Nothing in the records may change. Output them all exactly.

^^^^^^^^

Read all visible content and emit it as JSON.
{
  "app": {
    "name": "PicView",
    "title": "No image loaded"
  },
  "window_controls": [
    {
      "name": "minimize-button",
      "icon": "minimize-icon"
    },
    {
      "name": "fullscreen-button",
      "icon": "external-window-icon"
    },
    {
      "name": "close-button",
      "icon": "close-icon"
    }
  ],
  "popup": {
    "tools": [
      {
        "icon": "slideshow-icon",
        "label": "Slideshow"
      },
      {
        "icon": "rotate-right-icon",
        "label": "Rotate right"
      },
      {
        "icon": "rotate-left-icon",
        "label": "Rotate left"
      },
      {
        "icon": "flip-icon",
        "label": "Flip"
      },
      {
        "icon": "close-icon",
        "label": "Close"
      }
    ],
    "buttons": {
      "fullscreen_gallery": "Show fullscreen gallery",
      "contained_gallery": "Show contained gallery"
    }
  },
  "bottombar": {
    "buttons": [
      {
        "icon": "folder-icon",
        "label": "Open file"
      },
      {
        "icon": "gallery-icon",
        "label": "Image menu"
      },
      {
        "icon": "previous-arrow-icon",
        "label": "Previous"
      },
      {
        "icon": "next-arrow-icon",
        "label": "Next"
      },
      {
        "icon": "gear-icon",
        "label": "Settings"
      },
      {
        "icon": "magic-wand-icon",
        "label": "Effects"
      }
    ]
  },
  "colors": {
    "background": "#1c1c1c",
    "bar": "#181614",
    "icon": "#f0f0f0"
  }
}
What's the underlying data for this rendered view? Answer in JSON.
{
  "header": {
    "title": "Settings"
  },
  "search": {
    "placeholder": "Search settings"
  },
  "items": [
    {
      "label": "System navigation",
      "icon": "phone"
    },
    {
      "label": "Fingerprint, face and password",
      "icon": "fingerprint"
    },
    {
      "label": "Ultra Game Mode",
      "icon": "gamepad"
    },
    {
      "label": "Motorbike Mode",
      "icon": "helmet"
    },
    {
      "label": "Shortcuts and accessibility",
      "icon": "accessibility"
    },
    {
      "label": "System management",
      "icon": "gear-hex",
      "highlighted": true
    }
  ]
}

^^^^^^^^

▶ [YOUR SOLUTION]:
Read all visible content and emit it as JSON.
{
  "app": {
    "name": "PicView",
    "title": "No image loaded"
  },
  "window_controls": [
    {
      "name": "minimize-button",
      "icon": "minimize-icon"
    },
    {
      "name": "fullscreen-button",
      "icon": "external-window-icon"
    },
    {
      "name": "close-button",
      "icon": "close-icon"
    }
  ],
  "popup": {
    "tools": [
      {
        "icon": "slideshow-icon",
        "label": "Slideshow"
      },
      {
        "icon": "rotate-right-icon",
        "label": "Rotate right"
      },
      {
        "icon": "rotate-left-icon",
        "label": "Rotate left"
      },
      {
        "icon": "flip-icon",
        "label": "Flip"
      },
      {
        "icon": "close-icon",
        "label": "Close"
      }
    ],
    "buttons": {
      "fullscreen_gallery": "Show fullscreen gallery",
      "contained_gallery": "Show contained gallery"
    }
  },
  "bottombar": {
    "buttons": [
      {
        "icon": "folder-icon",
        "label": "Open file"
      },
      {
        "icon": "gallery-icon",
        "label": "Image menu"
      },
      {
        "icon": "previous-arrow-icon",
        "label": "Previous"
      },
      {
        "icon": "next-arrow-icon",
        "label": "Next"
      },
      {
        "icon": "gear-icon",
        "label": "Settings"
      },
      {
        "icon": "magic-wand-icon",
        "label": "Effects"
      }
    ]
  },
  "colors": {
    "background": "#1c1c1c",
    "bar": "#181614",
    "icon": "#f0f0f0"
  }
}
What's the underlying data for this rendered view? Answer in JSON.
{
  "header": {
    "title": "Settings"
  },
  "search": {
    "placeholder": "Search settings"
  },
  "items": [
    {
      "label": "System navigation",
      "icon": "phone"
    },
    {
      "label": "Fingerprint, face and password",
      "icon": "fingerprint"
    },
    {
      "label": "Ultra Game Mode",
      "icon": "gamepad"
    },
    {
      "label": "Motorbike Mode",
      "icon": "helmet"
    },
    {
      "label": "Shortcuts and accessibility",
      "icon": "accessibility"
    },
    {
      "label": "System management",
      "icon": "gear-hex",
      "highlighted": true
    }
  ]
}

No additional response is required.